> Exercise requirements
Only lines that contain the word "true" belong in the answer; copy them from the records below.

[Records from a data collection]
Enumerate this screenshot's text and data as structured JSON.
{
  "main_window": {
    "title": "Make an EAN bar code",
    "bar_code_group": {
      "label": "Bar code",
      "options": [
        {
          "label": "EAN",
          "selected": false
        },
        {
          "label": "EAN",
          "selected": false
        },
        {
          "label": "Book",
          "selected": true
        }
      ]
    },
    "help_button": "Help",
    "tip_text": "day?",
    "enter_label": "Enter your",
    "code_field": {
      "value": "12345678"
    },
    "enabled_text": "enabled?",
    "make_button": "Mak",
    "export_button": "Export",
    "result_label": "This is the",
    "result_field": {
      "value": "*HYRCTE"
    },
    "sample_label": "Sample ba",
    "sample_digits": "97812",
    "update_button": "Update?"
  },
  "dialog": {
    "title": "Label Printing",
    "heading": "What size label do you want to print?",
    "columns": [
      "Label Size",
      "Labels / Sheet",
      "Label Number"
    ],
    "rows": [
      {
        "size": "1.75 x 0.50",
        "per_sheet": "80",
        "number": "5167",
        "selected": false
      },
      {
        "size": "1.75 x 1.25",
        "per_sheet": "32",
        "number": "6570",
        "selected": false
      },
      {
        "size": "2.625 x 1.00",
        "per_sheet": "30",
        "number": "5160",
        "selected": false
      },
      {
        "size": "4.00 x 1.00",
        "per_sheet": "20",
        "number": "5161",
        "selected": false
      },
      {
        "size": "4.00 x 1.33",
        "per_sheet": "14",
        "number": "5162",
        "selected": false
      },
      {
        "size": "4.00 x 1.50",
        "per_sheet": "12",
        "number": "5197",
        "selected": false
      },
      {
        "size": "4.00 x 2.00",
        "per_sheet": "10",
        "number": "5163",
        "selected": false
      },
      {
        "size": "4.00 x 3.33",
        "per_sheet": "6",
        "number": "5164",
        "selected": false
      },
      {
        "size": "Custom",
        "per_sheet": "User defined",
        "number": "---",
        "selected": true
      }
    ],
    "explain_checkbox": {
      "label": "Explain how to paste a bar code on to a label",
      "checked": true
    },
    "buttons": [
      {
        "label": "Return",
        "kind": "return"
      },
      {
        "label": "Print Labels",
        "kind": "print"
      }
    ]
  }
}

> Written answer
          "selected": true
        "selected": true
      "checked": true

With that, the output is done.